The Russian tradition, with its grand Either-Or, with its choice between the extreme holiness of Father Zossima or the absolute unbelief of Ivan Karamazov, seems to appeal much more.
One of Rowan Williams's poems is about Saint Serafim of Sarov, a peasant who spent three years as a solitary, and whole nights in prayer on a bare outcrop of rock. The local landlord reported that when he went to him for spiritual counsel, Serafim's face shone.
"He's been a focal figure for me. He really is," he says.
Beside this love of the Russian mystics and the holy people, there is an engagement with contemporary literature which it is hard to find in any other public figure, secular or religious, today. He speaks knowledgeably and appreciatively of AS Byatt's novels, about Geoffrey Hill. He hugely admires Philip Pullman.
"He is someone who is really worth arguing with.

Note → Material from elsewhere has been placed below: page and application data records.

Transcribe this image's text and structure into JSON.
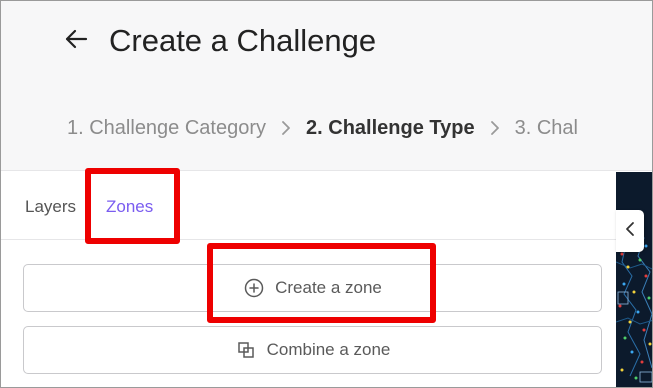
{
  "header": {
    "title": "Create a Challenge",
    "steps": [
      {
        "label": "1. Challenge Category",
        "active": false
      },
      {
        "label": "2. Challenge Type",
        "active": true
      },
      {
        "label": "3. Chal",
        "active": false
      }
    ]
  },
  "sidebar": {
    "tabs": [
      {
        "label": "Layers",
        "selected": false
      },
      {
        "label": "Zones",
        "selected": true
      }
    ],
    "buttons": {
      "create_zone": "Create a zone",
      "combine_zone": "Combine a zone"
    }
  },
  "icons": {
    "back": "arrow-left-icon",
    "step_separator": "chevron-right-icon",
    "create_zone": "plus-circle-icon",
    "combine_zone": "combine-squares-icon",
    "map_toggle": "chevron-left-icon"
  },
  "colors": {
    "accent": "#7a5cf0",
    "highlight": "#ee0000",
    "map_background": "#0c1a2c"
  }
}
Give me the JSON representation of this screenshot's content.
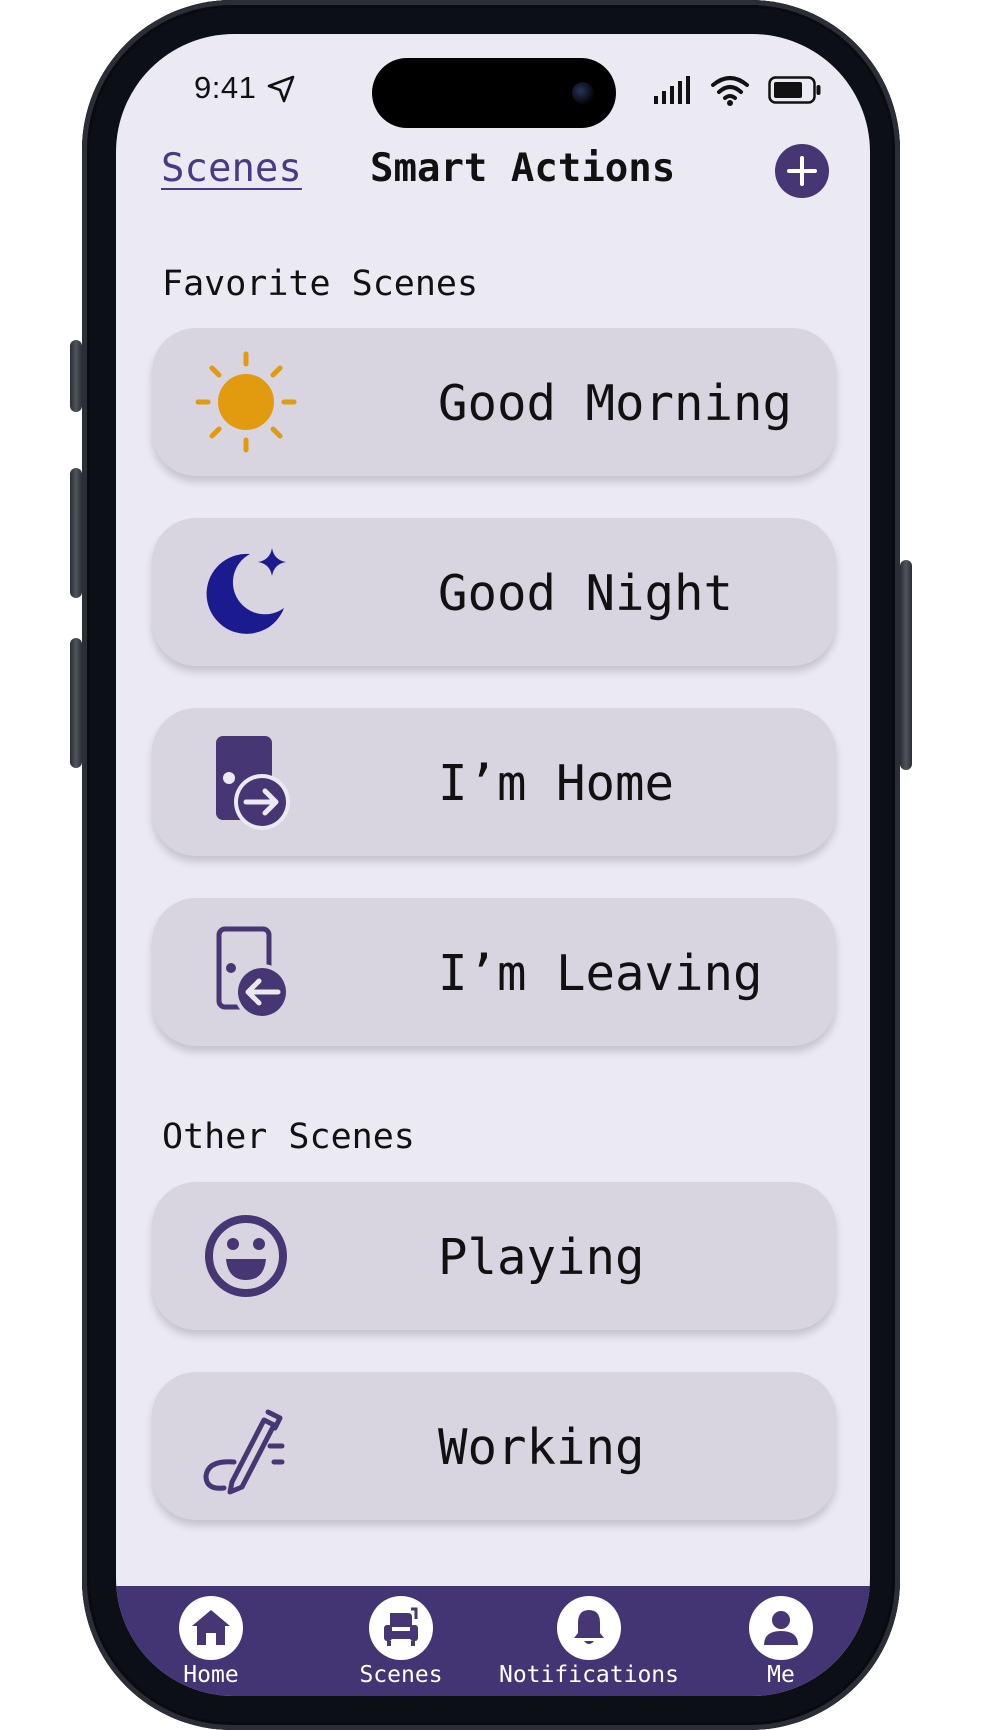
{
  "status_bar": {
    "time": "9:41"
  },
  "header": {
    "tab_scenes": "Scenes",
    "tab_smart_actions": "Smart Actions"
  },
  "favorites": {
    "title": "Favorite Scenes",
    "items": [
      {
        "label": "Good Morning",
        "icon": "sun-icon"
      },
      {
        "label": "Good Night",
        "icon": "moon-star-icon"
      },
      {
        "label": "I’m Home",
        "icon": "door-enter-icon"
      },
      {
        "label": "I’m Leaving",
        "icon": "door-leave-icon"
      }
    ]
  },
  "others": {
    "title": "Other Scenes",
    "items": [
      {
        "label": "Playing",
        "icon": "smiley-face-icon"
      },
      {
        "label": "Working",
        "icon": "pen-signature-icon"
      }
    ]
  },
  "bottom_nav": {
    "items": [
      {
        "label": "Home",
        "icon": "house-icon"
      },
      {
        "label": "Scenes",
        "icon": "armchair-icon"
      },
      {
        "label": "Notifications",
        "icon": "bell-icon"
      },
      {
        "label": "Me",
        "icon": "person-icon"
      }
    ]
  },
  "colors": {
    "accent": "#463774",
    "screen_bg": "#ebe9f2",
    "card_bg": "#d8d4e0",
    "sun": "#e29a0f",
    "moon": "#1c1a8f",
    "nav_bg": "#433574"
  }
}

He's not irreligious... You end up with someone who is hugely preoccupied with transcendence." For those with less exalted reading tastes, however, it might be comforting to know that another favourite is more accessible.
"Certainly there are periods when engaging with Dostoevsky or AS Byatt is not quite what you want to do after a long day of committees."
Then it is that he and his son Pip turn to the Sherlock Holmes stories.
I ask whether part of the appeal of Holmes is the myth that mere intelligence can solve life's problems.
"It is a very consoling myth," he says.
Dostoevsky: Language, Faith and Fiction is published by Continuum at £16.99